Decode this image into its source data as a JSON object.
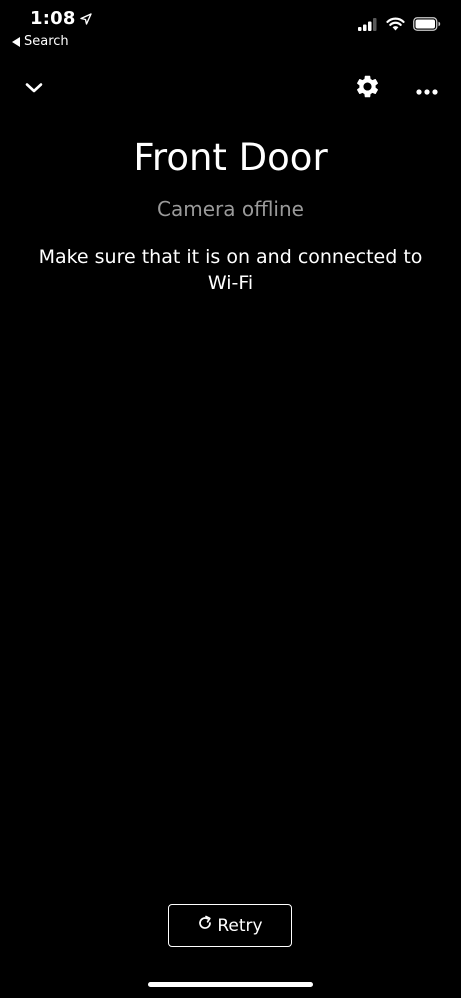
{
  "status_bar": {
    "time": "1:08",
    "back_app_label": "Search",
    "icons": [
      "location-arrow-icon",
      "cellular-signal-icon",
      "wifi-icon",
      "battery-icon"
    ]
  },
  "toolbar": {
    "icons": [
      "chevron-down-icon",
      "gear-icon",
      "more-horizontal-icon"
    ]
  },
  "camera": {
    "name": "Front Door",
    "status": "Camera offline",
    "message": "Make sure that it is on and connected to Wi-Fi"
  },
  "actions": {
    "retry_label": "Retry",
    "retry_icon": "refresh-icon"
  },
  "colors": {
    "background": "#000000",
    "text": "#ffffff",
    "muted_text": "#9a9a9a"
  }
}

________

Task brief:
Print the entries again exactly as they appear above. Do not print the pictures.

Your response:
Decode this image into its source data as a JSON object.
{
  "status_bar": {
    "time": "1:08",
    "back_app_label": "Search",
    "icons": [
      "location-arrow-icon",
      "cellular-signal-icon",
      "wifi-icon",
      "battery-icon"
    ]
  },
  "toolbar": {
    "icons": [
      "chevron-down-icon",
      "gear-icon",
      "more-horizontal-icon"
    ]
  },
  "camera": {
    "name": "Front Door",
    "status": "Camera offline",
    "message": "Make sure that it is on and connected to Wi-Fi"
  },
  "actions": {
    "retry_label": "Retry",
    "retry_icon": "refresh-icon"
  },
  "colors": {
    "background": "#000000",
    "text": "#ffffff",
    "muted_text": "#9a9a9a"
  }
}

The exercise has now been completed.